A local state senator has sponsored two bills that would add caveats to the minimum wage increase Arkansas voters passed in November.
District 8 state Sen. Mat Pitsch, R-Fort Smith, said he is the Senate sponsor on House bills 1752 and 1753, which if passed would create exemptions for the $11 minimum wage for nonprofits, small entrepreneurs and others.

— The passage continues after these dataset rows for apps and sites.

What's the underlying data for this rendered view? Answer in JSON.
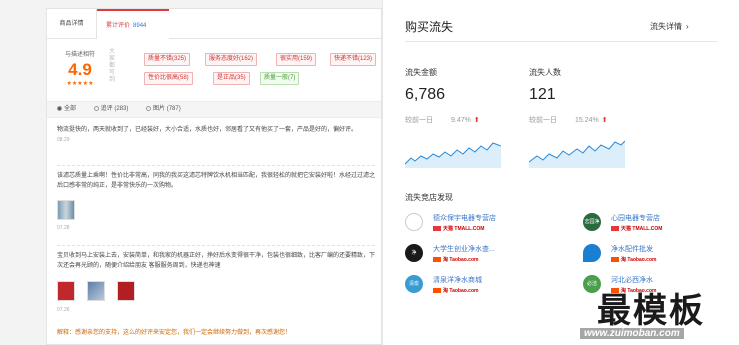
{
  "left_panel": {
    "tabs": [
      {
        "label": "商品详情"
      },
      {
        "label": "累计评价",
        "count": "8944"
      }
    ],
    "score": {
      "label": "与描述相符",
      "value": "4.9",
      "stars": "★★★★★"
    },
    "side_text": "大家都写到",
    "chips": [
      {
        "label": "质量不错(325)",
        "kind": "bad"
      },
      {
        "label": "服务态度好(162)",
        "kind": "bad"
      },
      {
        "label": "很实用(159)",
        "kind": "bad"
      },
      {
        "label": "快递不错(123)",
        "kind": "bad"
      },
      {
        "label": "性价比很高(58)",
        "kind": "bad"
      },
      {
        "label": "是正品(35)",
        "kind": "bad"
      },
      {
        "label": "质量一般(7)",
        "kind": "good"
      }
    ],
    "filter": {
      "all": "全部",
      "append": "追评 (283)",
      "pics": "图片 (787)"
    },
    "reviews": [
      {
        "text": "物流挺快的，两天就收到了，已经装好，大小合适，水质也好，邻居看了又有他买了一套，产品是好的，偏好评。",
        "date": "08.29"
      },
      {
        "text": "该滤芯质量上乘啊！性价比非常高，同我的我买这滤芯特牌饮水机相当匹配，我很轻松的就把它安装好啦！水经过过滤之后口感非常的纯正，是非常快乐的一次购物。",
        "date": "07.28"
      },
      {
        "text": "宝贝收到马上安装上去，安装简单，和我家的机器正好，挣好后水变得很干净，包装也很细致，比客厂编的还要精致，下次还会再光顾的，随便介绍给朋友 客服服务周到，快递也神速",
        "date": "07.26"
      }
    ],
    "reply": "解释：感谢亲您的支持，这么的好评来安定您，我们一定会继续努力做到，再次感谢您！"
  },
  "right_panel": {
    "title": "购买流失",
    "detail_link": "流失详情",
    "metrics": [
      {
        "label": "流失金额",
        "value": "6,786",
        "compare_label": "较前一日",
        "change": "9.47%"
      },
      {
        "label": "流失人数",
        "value": "121",
        "compare_label": "较前一日",
        "change": "15.24%"
      }
    ],
    "competitors_title": "流失竞店发现",
    "stores": [
      {
        "name": "德众保宇电器专营店",
        "platform": "天猫 TMALL.COM",
        "logo_color": "#ffffff",
        "logo_text": ""
      },
      {
        "name": "心园电器专营店",
        "platform": "天猫 TMALL.COM",
        "logo_color": "#2a6b3d",
        "logo_text": "志园净水"
      },
      {
        "name": "大学生创业净水查...",
        "platform": "淘 Taobao.com",
        "logo_color": "#1a1a1a",
        "logo_text": "净"
      },
      {
        "name": "净水配件批发",
        "platform": "淘 Taobao.com",
        "logo_color": "#1a7fd0",
        "logo_text": ""
      },
      {
        "name": "清泉洋净水商城",
        "platform": "淘 Taobao.com",
        "logo_color": "#3a9bd0",
        "logo_text": "清泉"
      },
      {
        "name": "河北必西净水",
        "platform": "淘 Taobao.com",
        "logo_color": "#4aa04a",
        "logo_text": "必洁"
      }
    ]
  },
  "watermark": {
    "text": "最模板",
    "url": "www.zuimoban.com"
  },
  "colors": {
    "accent": "#e4393c",
    "link": "#3a77c8",
    "spark": "#2b8ad9"
  }
}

The minimum wage increased from $8.50 an hour to $9.25 and will reach the full $11 in 2021.
Arkansas Gov. Asa Hutchinson earlier in March openly opposed measures to scale back the minimum wage hike, saying it was "the will of the people" and that he doesn't believe "it should be changed by legislative enactment." Pitsch on Friday said state representatives are "having a major war" over the two bills, which need two-thirds of the vote to pass to the Senate.

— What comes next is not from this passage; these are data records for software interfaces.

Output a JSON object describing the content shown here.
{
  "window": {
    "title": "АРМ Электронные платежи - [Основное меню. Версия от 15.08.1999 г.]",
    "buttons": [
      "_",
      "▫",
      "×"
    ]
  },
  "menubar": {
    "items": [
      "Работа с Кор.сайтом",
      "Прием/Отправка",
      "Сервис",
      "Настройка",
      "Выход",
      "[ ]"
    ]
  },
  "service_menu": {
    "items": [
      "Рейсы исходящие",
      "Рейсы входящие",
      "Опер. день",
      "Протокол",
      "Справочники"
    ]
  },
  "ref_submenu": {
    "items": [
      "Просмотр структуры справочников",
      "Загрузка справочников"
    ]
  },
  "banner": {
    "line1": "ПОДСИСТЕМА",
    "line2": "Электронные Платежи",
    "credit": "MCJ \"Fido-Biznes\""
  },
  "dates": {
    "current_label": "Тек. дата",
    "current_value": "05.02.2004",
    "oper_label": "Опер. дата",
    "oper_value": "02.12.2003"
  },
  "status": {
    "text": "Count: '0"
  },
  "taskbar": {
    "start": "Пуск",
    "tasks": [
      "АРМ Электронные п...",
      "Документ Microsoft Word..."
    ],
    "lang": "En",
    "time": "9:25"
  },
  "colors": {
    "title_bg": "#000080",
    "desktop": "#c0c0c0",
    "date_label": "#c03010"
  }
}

"I’ve learned lots of new cuss words in the last three weeks being on this bill, because people are pretty adamant about it," Pitsch said.
Though Pitsch said he also has reservations in light of the vote, he said he's afraid some of the organizations exempted in the proposed legislation will suffer if the legislation isn't passed. He also said he believes businesses will have to raise wages across the board with the increase.
Pitsch also said the bill could create difficult situations for employers with qualified workers who make around that much already.
“If (a qualified person) is at $11.75, would you keep that person, or would you keep a high school kid?" Pitsch said. "You’ve got all of these decisions that you as a business owner now have because someone has changed where the entry point is."
When asked about the minimum wage increase in reference to the decrease of the dollar value, Pitsch said "he would have to look" at the situation. However, he also said the economy is strong, which helped him make his decision.
"An economy is a supply-and-demand-type scenario. There’s a plus and a minus, and I think we’re in a pretty strong economy right now. Our unemployment for over a year has been at a threshold of four and a half," Pitsch said. "If you want a job and you want to move up at an unemployment rate there, companies are desperately trying to find employees."